§ Data to examine:
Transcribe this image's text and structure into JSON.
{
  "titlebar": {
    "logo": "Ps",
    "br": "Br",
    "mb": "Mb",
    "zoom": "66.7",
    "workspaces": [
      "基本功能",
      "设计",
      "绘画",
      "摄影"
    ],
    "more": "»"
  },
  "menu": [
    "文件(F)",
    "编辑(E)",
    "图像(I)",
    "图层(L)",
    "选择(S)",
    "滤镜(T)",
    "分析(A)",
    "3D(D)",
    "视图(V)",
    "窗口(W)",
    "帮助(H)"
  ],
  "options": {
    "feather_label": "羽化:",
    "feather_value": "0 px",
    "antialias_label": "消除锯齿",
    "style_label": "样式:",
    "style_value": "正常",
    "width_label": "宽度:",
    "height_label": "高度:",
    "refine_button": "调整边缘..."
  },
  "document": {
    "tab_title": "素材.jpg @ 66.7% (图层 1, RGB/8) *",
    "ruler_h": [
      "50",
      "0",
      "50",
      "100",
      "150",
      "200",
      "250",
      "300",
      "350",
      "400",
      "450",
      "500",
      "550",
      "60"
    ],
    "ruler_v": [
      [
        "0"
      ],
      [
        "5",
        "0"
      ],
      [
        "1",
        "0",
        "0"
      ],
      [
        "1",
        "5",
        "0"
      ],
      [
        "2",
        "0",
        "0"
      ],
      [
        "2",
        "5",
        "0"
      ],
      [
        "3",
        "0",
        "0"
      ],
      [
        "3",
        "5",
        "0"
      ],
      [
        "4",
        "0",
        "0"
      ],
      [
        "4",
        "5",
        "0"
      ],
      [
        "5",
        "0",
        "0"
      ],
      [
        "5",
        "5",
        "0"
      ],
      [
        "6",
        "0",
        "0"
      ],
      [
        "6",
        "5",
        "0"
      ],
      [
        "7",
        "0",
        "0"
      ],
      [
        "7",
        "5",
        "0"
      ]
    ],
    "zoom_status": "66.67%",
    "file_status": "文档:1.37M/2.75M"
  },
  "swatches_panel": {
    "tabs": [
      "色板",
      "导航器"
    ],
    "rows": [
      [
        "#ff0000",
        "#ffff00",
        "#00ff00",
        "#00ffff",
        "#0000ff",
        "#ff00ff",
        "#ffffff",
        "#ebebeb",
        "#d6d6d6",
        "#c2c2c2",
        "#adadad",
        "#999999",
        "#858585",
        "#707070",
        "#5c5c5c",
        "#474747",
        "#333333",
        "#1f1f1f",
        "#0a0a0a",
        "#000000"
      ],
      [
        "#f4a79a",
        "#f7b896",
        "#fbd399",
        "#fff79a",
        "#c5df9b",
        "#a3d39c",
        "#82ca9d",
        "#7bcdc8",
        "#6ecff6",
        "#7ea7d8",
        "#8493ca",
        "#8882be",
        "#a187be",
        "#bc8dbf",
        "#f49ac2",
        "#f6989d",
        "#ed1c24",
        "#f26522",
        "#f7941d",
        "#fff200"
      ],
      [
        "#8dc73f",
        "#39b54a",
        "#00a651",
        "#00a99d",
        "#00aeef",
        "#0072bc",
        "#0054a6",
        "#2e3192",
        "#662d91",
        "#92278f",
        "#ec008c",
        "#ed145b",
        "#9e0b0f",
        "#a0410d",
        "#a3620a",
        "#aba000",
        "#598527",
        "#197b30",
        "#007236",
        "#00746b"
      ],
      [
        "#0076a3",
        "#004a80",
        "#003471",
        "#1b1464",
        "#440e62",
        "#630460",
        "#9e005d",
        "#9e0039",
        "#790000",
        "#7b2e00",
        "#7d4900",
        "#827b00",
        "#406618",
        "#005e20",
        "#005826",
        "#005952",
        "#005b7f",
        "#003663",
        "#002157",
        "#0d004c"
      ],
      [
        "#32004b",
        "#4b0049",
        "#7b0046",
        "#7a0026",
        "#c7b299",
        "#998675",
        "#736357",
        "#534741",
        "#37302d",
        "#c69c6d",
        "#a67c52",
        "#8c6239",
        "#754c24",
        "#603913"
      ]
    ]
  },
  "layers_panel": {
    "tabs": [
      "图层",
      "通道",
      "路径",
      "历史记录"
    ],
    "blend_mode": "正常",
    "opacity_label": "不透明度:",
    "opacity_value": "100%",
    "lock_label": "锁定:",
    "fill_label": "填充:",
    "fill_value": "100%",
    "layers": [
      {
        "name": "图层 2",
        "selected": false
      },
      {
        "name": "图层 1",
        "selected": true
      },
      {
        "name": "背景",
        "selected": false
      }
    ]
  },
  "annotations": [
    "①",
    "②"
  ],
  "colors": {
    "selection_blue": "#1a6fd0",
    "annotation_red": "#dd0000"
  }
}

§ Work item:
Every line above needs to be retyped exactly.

§ Written solution:
Transcribe this image's text and structure into JSON.
{
  "titlebar": {
    "logo": "Ps",
    "br": "Br",
    "mb": "Mb",
    "zoom": "66.7",
    "workspaces": [
      "基本功能",
      "设计",
      "绘画",
      "摄影"
    ],
    "more": "»"
  },
  "menu": [
    "文件(F)",
    "编辑(E)",
    "图像(I)",
    "图层(L)",
    "选择(S)",
    "滤镜(T)",
    "分析(A)",
    "3D(D)",
    "视图(V)",
    "窗口(W)",
    "帮助(H)"
  ],
  "options": {
    "feather_label": "羽化:",
    "feather_value": "0 px",
    "antialias_label": "消除锯齿",
    "style_label": "样式:",
    "style_value": "正常",
    "width_label": "宽度:",
    "height_label": "高度:",
    "refine_button": "调整边缘..."
  },
  "document": {
    "tab_title": "素材.jpg @ 66.7% (图层 1, RGB/8) *",
    "ruler_h": [
      "50",
      "0",
      "50",
      "100",
      "150",
      "200",
      "250",
      "300",
      "350",
      "400",
      "450",
      "500",
      "550",
      "60"
    ],
    "ruler_v": [
      [
        "0"
      ],
      [
        "5",
        "0"
      ],
      [
        "1",
        "0",
        "0"
      ],
      [
        "1",
        "5",
        "0"
      ],
      [
        "2",
        "0",
        "0"
      ],
      [
        "2",
        "5",
        "0"
      ],
      [
        "3",
        "0",
        "0"
      ],
      [
        "3",
        "5",
        "0"
      ],
      [
        "4",
        "0",
        "0"
      ],
      [
        "4",
        "5",
        "0"
      ],
      [
        "5",
        "0",
        "0"
      ],
      [
        "5",
        "5",
        "0"
      ],
      [
        "6",
        "0",
        "0"
      ],
      [
        "6",
        "5",
        "0"
      ],
      [
        "7",
        "0",
        "0"
      ],
      [
        "7",
        "5",
        "0"
      ]
    ],
    "zoom_status": "66.67%",
    "file_status": "文档:1.37M/2.75M"
  },
  "swatches_panel": {
    "tabs": [
      "色板",
      "导航器"
    ],
    "rows": [
      [
        "#ff0000",
        "#ffff00",
        "#00ff00",
        "#00ffff",
        "#0000ff",
        "#ff00ff",
        "#ffffff",
        "#ebebeb",
        "#d6d6d6",
        "#c2c2c2",
        "#adadad",
        "#999999",
        "#858585",
        "#707070",
        "#5c5c5c",
        "#474747",
        "#333333",
        "#1f1f1f",
        "#0a0a0a",
        "#000000"
      ],
      [
        "#f4a79a",
        "#f7b896",
        "#fbd399",
        "#fff79a",
        "#c5df9b",
        "#a3d39c",
        "#82ca9d",
        "#7bcdc8",
        "#6ecff6",
        "#7ea7d8",
        "#8493ca",
        "#8882be",
        "#a187be",
        "#bc8dbf",
        "#f49ac2",
        "#f6989d",
        "#ed1c24",
        "#f26522",
        "#f7941d",
        "#fff200"
      ],
      [
        "#8dc73f",
        "#39b54a",
        "#00a651",
        "#00a99d",
        "#00aeef",
        "#0072bc",
        "#0054a6",
        "#2e3192",
        "#662d91",
        "#92278f",
        "#ec008c",
        "#ed145b",
        "#9e0b0f",
        "#a0410d",
        "#a3620a",
        "#aba000",
        "#598527",
        "#197b30",
        "#007236",
        "#00746b"
      ],
      [
        "#0076a3",
        "#004a80",
        "#003471",
        "#1b1464",
        "#440e62",
        "#630460",
        "#9e005d",
        "#9e0039",
        "#790000",
        "#7b2e00",
        "#7d4900",
        "#827b00",
        "#406618",
        "#005e20",
        "#005826",
        "#005952",
        "#005b7f",
        "#003663",
        "#002157",
        "#0d004c"
      ],
      [
        "#32004b",
        "#4b0049",
        "#7b0046",
        "#7a0026",
        "#c7b299",
        "#998675",
        "#736357",
        "#534741",
        "#37302d",
        "#c69c6d",
        "#a67c52",
        "#8c6239",
        "#754c24",
        "#603913"
      ]
    ]
  },
  "layers_panel": {
    "tabs": [
      "图层",
      "通道",
      "路径",
      "历史记录"
    ],
    "blend_mode": "正常",
    "opacity_label": "不透明度:",
    "opacity_value": "100%",
    "lock_label": "锁定:",
    "fill_label": "填充:",
    "fill_value": "100%",
    "layers": [
      {
        "name": "图层 2",
        "selected": false
      },
      {
        "name": "图层 1",
        "selected": true
      },
      {
        "name": "背景",
        "selected": false
      }
    ]
  },
  "annotations": [
    "①",
    "②"
  ],
  "colors": {
    "selection_blue": "#1a6fd0",
    "annotation_red": "#dd0000"
  }
}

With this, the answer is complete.